Humidity and air density. Humid air is lighter, or less dense, than dry air. How can the air become lighter if we add water vapor to it? Scientists have long known about this fact. The first was Isaac Newton, who stated that humid air is less dense than dry air in 1717 in his book, Optics. To see why humid air is less dense than dry air, we need to turn to one of the laws of nature the Italian physicist Amadeo Avogadro discovered in the early 1800s. He found that a fixed volume of gas, say one cubic meter, at the same temperature and pressure, would always have the same number of molecules no matter what gas is in the container.

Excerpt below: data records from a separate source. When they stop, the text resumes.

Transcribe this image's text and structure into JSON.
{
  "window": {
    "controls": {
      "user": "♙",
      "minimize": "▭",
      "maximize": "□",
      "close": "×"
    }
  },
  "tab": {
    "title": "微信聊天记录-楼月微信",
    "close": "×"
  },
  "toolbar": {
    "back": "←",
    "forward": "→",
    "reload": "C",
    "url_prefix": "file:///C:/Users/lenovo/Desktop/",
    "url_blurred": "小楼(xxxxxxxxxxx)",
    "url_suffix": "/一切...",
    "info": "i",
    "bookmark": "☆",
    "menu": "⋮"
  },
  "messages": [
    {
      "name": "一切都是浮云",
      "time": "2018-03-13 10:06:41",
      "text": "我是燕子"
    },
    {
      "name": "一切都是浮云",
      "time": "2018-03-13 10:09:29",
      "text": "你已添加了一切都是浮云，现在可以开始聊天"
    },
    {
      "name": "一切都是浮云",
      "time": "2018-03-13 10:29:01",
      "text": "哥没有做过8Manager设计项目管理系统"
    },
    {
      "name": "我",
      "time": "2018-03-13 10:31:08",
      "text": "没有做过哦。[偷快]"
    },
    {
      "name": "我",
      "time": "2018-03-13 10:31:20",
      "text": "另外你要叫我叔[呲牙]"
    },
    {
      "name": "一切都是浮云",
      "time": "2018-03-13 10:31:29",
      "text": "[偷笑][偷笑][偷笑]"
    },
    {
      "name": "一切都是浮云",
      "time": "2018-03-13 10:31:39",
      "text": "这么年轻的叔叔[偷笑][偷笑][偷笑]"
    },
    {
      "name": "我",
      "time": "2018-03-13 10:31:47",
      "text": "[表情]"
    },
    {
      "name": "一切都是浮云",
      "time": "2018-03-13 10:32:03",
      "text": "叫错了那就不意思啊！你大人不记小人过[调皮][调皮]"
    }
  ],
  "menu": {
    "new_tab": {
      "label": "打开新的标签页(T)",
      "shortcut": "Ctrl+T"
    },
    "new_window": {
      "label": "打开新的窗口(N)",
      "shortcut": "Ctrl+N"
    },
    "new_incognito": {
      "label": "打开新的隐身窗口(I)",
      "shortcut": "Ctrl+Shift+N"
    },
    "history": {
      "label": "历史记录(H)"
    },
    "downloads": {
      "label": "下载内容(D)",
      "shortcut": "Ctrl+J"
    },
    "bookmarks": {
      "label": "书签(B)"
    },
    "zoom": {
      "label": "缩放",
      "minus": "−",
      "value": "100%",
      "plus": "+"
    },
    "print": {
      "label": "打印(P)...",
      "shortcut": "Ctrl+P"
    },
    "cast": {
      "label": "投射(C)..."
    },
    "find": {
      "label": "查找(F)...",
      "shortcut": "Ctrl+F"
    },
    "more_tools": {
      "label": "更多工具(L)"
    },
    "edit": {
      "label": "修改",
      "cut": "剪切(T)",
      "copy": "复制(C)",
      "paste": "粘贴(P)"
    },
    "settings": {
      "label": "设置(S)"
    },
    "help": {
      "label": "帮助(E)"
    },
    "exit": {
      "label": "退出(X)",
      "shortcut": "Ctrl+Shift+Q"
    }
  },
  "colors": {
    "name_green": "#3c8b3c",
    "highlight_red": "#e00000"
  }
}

Imagine a cubic meter of perfectly dry air. It contains about 78% nitrogen molecules, which each have a molecular weight of 28 (2 atoms with atomic weight 14) . Another 21% of the air is oxygen, with each molecule having a molecular weight of 32 (2 atoms with atomic weight 16). The final one percent is a mixture of other gases, which we can safely disregard. Air can hold a maximum of about 4% water vapor, and an average of probably 2%. Molecules are free to move in and out of our cubic meter of air. The water molecules, which replace nitrogen or oxygen, have a molecular weight of 18. (One oxygen atom with atomic weight of 16, and two hydrogen atoms each with atomic weight of 1). This is lighter than both nitrogen and oxygen. In other words, replacing nitrogen and oxygen with water vapor decreases the weight of the air in the cubic meter; that is, it's density decreases.